Now that time seems eons ago.

After their financial fortunes had turned off the court (they doubled-down on Las Vegas at the wrong time), the quality of ownership from the Maloof family faded fast. In-fighting within the family and looking to save money became the modus operandi. By the last couple years, the franchise was a mess off and on the court, and almost was sold and moved to Seattle.

Vivek Ranadive and his partners swooped in to buy the team and put together a stadium deal that will keep the Kings in the California capital. For that he should be lauded by the team’s fans. But he is a hands-on owner who has made some very curious decisions over time — firing Mike Malone mid-season, the 4-on-5 basketball experiment, and hiring the inexperienced Vlade Divac as GM without telling anyone in the organization.

The Kings had deep pockets again, but dysfunction is still the franchise’s calling card.

That dysfunction was on full display Monday.

First came the report that the Los Angeles Lakers were trying to put together a three-team trade, involving the Orlando Magic, which would bring DeMarcus Cousins to Los Angeles.

Those rumors that would not die about Cousins being available brought a response directly from Kings’ owner Ranadive himself, speaking to Sam Amick of the USA Today.

“We have zero interest in moving Cousins, so I don’t know where that’s coming from,” Ranadive said when asked about an report in which a Kings-Los Angeles Lakers-Orlando Magic trade scenario was discussed. “But if you like, you should talk to (Kings vice president of basketball and franchise operations) Vlade (Divac), because I know Vlade feels exactly the same way. And I’m deferring to Vlade on everything. We have no interest in moving him. From my perspective, it’s really simple: we feel that he’s a one-of-a-kind player, and we have a group of players right now and we’re going to build on it.”

Usually, if an owner says no, the answer is no.

But not in Sacramento. George Karl — the up-tempo coach Ranadive wanted, but a guy with a reputation for trying to push around the front office wherever he’s been — has forced the Kings’ hand. He wants Cousins out. From Adrian Wojnarowski of Yahoo Sports.

Karl has been recruiting Kings vice president of basketball operations Vlade Divac and multiple players on the Kings’ roster to unite with him in making the case to owner Vivek Ranadive that Cousins needs to be traded, league sources said.

Karl and members of the Kings front office have made it clear to opposing team executives and coaches that they hope to soon have a formal ownership authorization to actively shop Cousins, sources said. Kings officials, including Karl, have discussed potential deals informally with other teams, but no other front office has felt comfortable that any deal can happen until Ranadive is fully on board.”

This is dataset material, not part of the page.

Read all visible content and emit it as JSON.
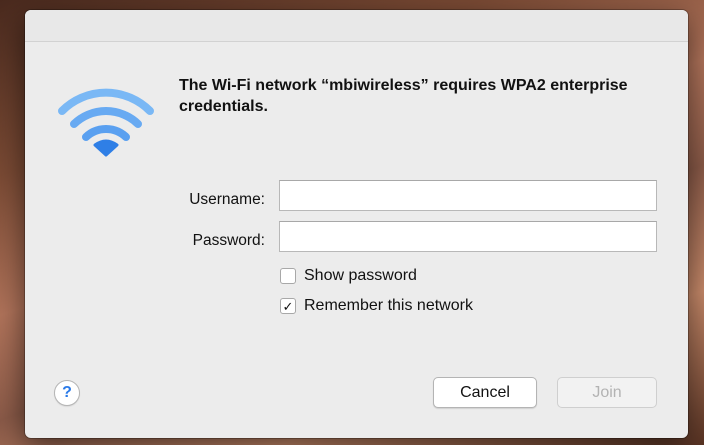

How does Cousins feel about Karl?

Now come reports that before Divac came was given the wheel, former GM Pete D’Alessandro had been polling people in the organization “Karl or Cousins.” They saw it coming, just not the owner.

All this leaves the Kings in a tough spot. Again.

They have a just hired, big name coach and a 24-year-old franchise player who would be combustible if forced to work together come training camp. Which most likely means Ranadive will come around to Karl’s way of thinking and trade the center — a deal that will be put together by a raw GM in Divac with limited front office experience.

The faces change, but dysfunction remains the Kings’ calling card.